Career curve

Topics presented included the concept of surprise in attacking play, measuring how players control areas of the pitch, as well as whether playing time at a young age at the top level affects a player’s career curve.

Sam Jackson, a student from the University of Sussex, found no statistically-significant correlation between a goalkeeper's height and their performance dealing with crosses, at least when it came to every cross in the Premier League, Bundesliga, Serie A and La Liga over the 2014/15 season.

Judging the quality of a goalkeeper is not just about saving shots. It’s also about controlling that penalty area and, for some of the new breed of sweeper-keepers, a good way beyond it.

Jackson’s metric rated goalkeepers on how aggressive they are at coming to collect crosses and how successful they are at doing it. According to the metric Thibaut Courtois is at the more aggressive end of the scale while still claiming 10 per cent more than average.

It’s more subtle than it might seem on the surface. Generating a stat on how often a goalkeeper claims a cross? Straightforward but not always useful, and potentially perverse if a goalkeeper was incentivised to stick to the easy crosses.

Generating a stat on how often that goalkeeper claims a cross into a particular area of the penalty box compared to the average goalkeeper from Europe’s top leagues? That’s more insightful, and quickly understood. It recalled work in the US measuring fielding effectiveness in Major League Baseball. The ball might be a different size but the question, at its heart, was very similar.

Then a question from the crowd. “How would you go about feeding that back to a goalkeeper in a club environment?” asked a head analyst from a Premier League club.
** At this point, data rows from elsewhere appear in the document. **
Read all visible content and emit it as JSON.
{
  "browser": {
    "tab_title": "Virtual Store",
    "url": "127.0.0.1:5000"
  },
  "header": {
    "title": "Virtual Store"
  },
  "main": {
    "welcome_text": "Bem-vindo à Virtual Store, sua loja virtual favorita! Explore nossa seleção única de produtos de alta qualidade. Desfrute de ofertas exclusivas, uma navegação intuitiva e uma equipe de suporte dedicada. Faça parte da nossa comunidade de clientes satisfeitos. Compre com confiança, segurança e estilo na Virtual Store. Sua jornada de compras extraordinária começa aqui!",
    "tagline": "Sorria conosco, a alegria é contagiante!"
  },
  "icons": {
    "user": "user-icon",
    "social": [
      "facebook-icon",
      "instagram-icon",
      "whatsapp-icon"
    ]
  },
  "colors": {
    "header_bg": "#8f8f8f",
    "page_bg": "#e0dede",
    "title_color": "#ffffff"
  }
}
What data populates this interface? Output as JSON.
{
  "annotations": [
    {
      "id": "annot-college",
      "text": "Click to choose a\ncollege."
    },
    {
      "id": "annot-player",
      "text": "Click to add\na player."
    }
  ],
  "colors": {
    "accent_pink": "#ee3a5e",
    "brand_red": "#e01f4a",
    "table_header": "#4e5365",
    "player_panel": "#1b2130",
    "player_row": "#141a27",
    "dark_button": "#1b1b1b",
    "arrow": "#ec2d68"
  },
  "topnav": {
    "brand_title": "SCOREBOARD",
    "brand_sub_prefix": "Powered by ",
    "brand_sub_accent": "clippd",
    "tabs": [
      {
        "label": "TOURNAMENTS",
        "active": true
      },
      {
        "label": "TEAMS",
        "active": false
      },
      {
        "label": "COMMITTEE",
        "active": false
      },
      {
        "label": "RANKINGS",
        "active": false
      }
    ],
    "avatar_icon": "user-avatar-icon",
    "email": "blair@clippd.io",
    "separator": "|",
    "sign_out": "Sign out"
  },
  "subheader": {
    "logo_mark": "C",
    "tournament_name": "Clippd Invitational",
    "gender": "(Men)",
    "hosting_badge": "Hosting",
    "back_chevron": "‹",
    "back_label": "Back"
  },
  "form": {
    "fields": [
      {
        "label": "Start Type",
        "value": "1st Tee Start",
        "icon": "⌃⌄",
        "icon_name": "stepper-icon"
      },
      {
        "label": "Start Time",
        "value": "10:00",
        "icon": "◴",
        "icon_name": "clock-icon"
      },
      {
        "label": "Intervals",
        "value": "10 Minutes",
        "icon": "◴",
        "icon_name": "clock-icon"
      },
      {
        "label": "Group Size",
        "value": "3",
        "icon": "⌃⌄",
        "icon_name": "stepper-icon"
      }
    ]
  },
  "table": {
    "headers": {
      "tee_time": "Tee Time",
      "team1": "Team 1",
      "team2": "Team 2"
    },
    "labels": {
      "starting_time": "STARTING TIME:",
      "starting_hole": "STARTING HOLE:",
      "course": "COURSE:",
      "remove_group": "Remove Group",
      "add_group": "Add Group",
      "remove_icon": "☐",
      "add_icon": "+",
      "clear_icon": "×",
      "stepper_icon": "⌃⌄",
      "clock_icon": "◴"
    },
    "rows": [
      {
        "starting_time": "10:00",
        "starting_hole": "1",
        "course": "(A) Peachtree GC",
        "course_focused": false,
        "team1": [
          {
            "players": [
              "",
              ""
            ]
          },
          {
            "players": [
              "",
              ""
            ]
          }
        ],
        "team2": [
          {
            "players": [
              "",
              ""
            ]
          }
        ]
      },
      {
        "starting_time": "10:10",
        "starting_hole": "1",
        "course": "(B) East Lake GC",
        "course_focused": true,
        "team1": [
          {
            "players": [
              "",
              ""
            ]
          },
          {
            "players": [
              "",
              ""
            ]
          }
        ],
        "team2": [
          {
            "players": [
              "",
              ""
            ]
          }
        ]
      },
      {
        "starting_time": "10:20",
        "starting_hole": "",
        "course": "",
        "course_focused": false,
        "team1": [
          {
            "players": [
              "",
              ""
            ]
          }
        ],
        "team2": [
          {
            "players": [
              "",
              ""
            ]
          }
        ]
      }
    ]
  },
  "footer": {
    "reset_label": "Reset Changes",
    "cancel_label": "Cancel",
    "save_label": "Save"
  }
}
It’s a key question. He continued: “You mentioned incentivising the goalkeeper, so how do you get that message across to the goalkeeper? What you’ve mentioned is a very statistical and very detailed explanation, which is good, but how do you simplify that? ”

Variants of this question arise repeatedly in this field: nice work, but how do you impact the playing pitch?

It would be addressed by guest speaker and NBA analyst Dean Oliver. Bringing a basketball man across the ocean to a room full of football people might seem strange but there is value in hearing about specific issues encountered in different sports; lessons learned with wider meaning.


Being able to speak to the player or coach was simply about knowing the sport and knowing its language, said Oliver, while leaving the numbers behind.

By all means use numbers and analytics to inform ones opinion, but the language that players and coaches understand is the one of their own sport. And it must be related to winning. Not science projects.

And if you want to really drum an analysis message home to a player?

Show them something that affects how they get paid, said Oliver. They’ll make that connection pretty quickly.